__Task to carry out__: Return every line of the data exactly as it stands.

__Source records__:
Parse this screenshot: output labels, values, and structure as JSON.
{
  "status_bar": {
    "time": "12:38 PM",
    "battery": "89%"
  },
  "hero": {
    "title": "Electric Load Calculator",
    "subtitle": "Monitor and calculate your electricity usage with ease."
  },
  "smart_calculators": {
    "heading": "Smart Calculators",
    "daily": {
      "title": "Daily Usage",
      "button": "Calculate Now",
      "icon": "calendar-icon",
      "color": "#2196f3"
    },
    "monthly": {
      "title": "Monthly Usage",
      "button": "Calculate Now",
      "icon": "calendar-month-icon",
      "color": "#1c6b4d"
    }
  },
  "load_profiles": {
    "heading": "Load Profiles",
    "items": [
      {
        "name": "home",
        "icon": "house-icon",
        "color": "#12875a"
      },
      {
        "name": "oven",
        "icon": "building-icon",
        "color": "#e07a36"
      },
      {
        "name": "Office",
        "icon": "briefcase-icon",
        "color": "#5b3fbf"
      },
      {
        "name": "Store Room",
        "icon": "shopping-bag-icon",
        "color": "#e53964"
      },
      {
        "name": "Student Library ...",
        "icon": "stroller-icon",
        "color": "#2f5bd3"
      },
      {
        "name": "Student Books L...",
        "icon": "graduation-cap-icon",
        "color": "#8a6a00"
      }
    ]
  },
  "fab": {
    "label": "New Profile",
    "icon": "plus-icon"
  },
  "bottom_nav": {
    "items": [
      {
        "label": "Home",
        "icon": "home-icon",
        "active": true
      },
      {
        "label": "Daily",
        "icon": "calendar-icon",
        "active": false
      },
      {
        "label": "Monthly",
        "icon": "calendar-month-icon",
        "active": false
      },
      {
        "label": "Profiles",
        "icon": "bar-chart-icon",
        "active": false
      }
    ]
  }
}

__Your response__:
Parse this screenshot: output labels, values, and structure as JSON.
{
  "status_bar": {
    "time": "12:38 PM",
    "battery": "89%"
  },
  "hero": {
    "title": "Electric Load Calculator",
    "subtitle": "Monitor and calculate your electricity usage with ease."
  },
  "smart_calculators": {
    "heading": "Smart Calculators",
    "daily": {
      "title": "Daily Usage",
      "button": "Calculate Now",
      "icon": "calendar-icon",
      "color": "#2196f3"
    },
    "monthly": {
      "title": "Monthly Usage",
      "button": "Calculate Now",
      "icon": "calendar-month-icon",
      "color": "#1c6b4d"
    }
  },
  "load_profiles": {
    "heading": "Load Profiles",
    "items": [
      {
        "name": "home",
        "icon": "house-icon",
        "color": "#12875a"
      },
      {
        "name": "oven",
        "icon": "building-icon",
        "color": "#e07a36"
      },
      {
        "name": "Office",
        "icon": "briefcase-icon",
        "color": "#5b3fbf"
      },
      {
        "name": "Store Room",
        "icon": "shopping-bag-icon",
        "color": "#e53964"
      },
      {
        "name": "Student Library ...",
        "icon": "stroller-icon",
        "color": "#2f5bd3"
      },
      {
        "name": "Student Books L...",
        "icon": "graduation-cap-icon",
        "color": "#8a6a00"
      }
    ]
  },
  "fab": {
    "label": "New Profile",
    "icon": "plus-icon"
  },
  "bottom_nav": {
    "items": [
      {
        "label": "Home",
        "icon": "home-icon",
        "active": true
      },
      {
        "label": "Daily",
        "icon": "calendar-icon",
        "active": false
      },
      {
        "label": "Monthly",
        "icon": "calendar-month-icon",
        "active": false
      },
      {
        "label": "Profiles",
        "icon": "bar-chart-icon",
        "active": false
      }
    ]
  }
}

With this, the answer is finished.